By far the WIld's most dangerous line (especially without Parise) has been the Nino-Zucker-Mikko line. Yet, that line hasn't seen any time together in OT. This is undoubtedly because Yeo wants a defenseman on the ice, which is understandable. In the first game, Yeo tried Zucker and Koivu with Spurgeon, but abandoned that after the Wild lost and began giving Suter time in OT.

In addition, the Wild have been extending shifts more and more as they get into OT- meaning while the other team has fresh legs, the Wild are winded and slow. On top of that, the Wild's line changes are sloppy and disorganized at best, often leaving one player alone to try to fend off the other three.

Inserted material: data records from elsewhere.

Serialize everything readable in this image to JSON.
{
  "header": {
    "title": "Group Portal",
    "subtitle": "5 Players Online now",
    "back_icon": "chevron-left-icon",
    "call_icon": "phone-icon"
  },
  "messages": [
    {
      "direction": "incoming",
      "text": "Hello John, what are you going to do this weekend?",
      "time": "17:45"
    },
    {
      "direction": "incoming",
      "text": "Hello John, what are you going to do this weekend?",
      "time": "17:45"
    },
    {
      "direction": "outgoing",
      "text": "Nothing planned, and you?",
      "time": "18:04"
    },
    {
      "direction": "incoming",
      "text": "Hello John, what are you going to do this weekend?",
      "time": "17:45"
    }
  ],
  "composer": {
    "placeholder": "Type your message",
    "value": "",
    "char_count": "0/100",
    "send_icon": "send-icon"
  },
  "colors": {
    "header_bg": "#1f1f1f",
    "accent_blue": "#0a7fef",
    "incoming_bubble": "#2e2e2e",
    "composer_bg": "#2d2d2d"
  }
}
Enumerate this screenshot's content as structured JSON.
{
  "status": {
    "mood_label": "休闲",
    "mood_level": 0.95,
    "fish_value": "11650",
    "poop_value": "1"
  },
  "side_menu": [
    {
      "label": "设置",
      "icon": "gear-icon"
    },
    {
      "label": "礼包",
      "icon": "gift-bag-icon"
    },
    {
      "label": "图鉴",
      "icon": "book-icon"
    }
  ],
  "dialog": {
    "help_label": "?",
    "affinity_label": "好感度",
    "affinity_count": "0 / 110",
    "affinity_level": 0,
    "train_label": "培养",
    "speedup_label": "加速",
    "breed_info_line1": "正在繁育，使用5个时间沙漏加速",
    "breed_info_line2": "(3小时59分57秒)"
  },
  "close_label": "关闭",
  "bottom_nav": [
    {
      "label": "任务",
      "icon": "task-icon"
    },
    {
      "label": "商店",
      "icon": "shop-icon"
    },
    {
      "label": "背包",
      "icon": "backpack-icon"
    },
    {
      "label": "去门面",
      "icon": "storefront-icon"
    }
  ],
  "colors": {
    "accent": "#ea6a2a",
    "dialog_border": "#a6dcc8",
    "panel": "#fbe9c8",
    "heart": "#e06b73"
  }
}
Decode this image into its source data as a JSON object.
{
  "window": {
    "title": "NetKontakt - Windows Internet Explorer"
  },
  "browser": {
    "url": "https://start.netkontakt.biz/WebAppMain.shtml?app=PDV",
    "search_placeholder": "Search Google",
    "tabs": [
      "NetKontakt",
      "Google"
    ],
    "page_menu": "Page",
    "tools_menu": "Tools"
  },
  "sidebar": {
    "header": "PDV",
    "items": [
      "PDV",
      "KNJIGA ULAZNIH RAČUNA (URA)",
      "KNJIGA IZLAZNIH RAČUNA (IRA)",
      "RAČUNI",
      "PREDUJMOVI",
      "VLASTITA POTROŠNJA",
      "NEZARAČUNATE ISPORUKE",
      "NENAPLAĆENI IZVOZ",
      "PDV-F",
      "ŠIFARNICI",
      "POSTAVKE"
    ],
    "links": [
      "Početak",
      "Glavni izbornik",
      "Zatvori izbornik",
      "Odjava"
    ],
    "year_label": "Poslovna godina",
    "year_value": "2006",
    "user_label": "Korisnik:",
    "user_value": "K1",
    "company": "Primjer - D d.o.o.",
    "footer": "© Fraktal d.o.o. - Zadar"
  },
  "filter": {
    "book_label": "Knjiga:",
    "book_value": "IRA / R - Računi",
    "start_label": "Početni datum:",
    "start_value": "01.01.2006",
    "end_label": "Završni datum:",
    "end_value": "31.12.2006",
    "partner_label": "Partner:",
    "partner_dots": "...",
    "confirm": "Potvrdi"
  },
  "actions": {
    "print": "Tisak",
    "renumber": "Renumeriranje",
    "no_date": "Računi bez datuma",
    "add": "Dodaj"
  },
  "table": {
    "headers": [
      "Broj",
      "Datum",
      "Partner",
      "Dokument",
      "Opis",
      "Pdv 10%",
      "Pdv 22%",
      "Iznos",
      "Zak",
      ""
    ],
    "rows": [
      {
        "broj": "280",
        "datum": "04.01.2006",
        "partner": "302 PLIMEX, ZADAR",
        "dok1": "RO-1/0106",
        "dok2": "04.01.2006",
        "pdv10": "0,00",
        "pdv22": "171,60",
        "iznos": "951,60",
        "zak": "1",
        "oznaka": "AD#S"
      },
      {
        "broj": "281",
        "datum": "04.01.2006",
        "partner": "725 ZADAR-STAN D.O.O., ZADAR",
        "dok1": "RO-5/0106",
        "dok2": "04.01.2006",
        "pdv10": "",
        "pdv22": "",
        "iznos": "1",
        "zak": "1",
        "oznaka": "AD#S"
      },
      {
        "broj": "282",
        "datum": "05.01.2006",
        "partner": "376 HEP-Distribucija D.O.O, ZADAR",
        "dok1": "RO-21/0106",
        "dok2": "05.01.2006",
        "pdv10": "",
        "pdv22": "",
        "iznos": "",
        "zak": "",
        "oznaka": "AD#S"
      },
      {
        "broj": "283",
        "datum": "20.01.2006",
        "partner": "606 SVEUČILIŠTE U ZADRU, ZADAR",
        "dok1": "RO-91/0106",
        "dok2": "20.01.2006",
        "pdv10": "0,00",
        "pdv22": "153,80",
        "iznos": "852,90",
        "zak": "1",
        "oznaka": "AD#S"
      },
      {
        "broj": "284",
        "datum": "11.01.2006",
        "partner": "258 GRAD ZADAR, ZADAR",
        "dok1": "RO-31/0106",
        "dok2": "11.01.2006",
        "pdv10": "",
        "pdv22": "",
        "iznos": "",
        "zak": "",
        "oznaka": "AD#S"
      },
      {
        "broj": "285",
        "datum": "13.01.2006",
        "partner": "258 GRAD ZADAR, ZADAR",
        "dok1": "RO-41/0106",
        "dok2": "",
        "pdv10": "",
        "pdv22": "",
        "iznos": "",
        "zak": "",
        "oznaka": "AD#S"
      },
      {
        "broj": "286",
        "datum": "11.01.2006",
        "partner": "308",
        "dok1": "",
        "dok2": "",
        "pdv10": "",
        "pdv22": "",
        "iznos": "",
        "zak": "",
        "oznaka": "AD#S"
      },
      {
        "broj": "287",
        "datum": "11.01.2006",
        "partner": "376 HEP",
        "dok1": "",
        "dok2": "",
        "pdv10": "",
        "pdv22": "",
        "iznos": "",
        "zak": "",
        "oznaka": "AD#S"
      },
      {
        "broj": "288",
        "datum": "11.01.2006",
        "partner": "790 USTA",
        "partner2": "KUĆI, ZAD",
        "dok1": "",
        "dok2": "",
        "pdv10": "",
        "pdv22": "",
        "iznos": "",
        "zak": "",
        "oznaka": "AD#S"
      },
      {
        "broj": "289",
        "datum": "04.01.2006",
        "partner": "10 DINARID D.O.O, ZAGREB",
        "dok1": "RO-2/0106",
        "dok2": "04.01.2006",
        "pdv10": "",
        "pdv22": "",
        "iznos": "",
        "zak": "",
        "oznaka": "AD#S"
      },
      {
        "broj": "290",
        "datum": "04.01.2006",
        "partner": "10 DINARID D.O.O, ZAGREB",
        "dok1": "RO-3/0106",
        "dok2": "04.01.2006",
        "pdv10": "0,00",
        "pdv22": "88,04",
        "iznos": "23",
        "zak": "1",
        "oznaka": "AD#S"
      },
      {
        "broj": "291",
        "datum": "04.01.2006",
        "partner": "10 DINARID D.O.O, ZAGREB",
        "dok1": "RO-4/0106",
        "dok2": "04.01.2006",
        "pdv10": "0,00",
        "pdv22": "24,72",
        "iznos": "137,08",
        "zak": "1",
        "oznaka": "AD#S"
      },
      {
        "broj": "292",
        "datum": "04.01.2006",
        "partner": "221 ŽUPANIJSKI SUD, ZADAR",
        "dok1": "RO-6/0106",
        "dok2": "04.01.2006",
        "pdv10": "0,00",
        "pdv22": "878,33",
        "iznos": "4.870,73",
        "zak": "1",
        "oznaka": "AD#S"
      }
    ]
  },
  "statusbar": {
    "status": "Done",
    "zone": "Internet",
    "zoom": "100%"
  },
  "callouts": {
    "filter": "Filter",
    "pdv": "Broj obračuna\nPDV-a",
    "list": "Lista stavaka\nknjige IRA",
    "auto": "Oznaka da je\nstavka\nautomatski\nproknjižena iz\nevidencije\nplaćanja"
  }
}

For a coach whose hallmark is supposed to be organization and systemic solidity, none of that is clear in overtime. The Wild seem to have no idea what they are doing, when to leave the ice, or what to do when they are there. This cannot stand.

The Wild have good offensive players; Yeo has the tools. I also believe he has the knowledge to make the Wild an effective team in overtime, he simply hasn't done it. Yeo is trying to play 3v3 like 5v5, and that isn't going to work. Yeo needs to build a line with skills that cater to the open ice and speed of 3v3.

On the one hand, it would be exciting to see Nino-Koivu-Zucker take the ice. The problems with that grouping is the inability of most forwards to skate backwards in the event of a turnover; it's unlikely Yeo leaves his goalie that exposed. If you were to swap one of those players out for a similarly-skilled defensemen? Scandella provides the skating ability and physicality to combine well with one of those two. If Zucker were to be dropped, Spurgeon or Dumba could slot in well.

The Wild have the roster and players to be a dangerous team with that much space; a player like Vanek could do very well with his combination of passing and shooting ability. Yeo simply hasn't found a combination of players that works, but he doesn't seem to know it, and that's the real problem facing the Wild.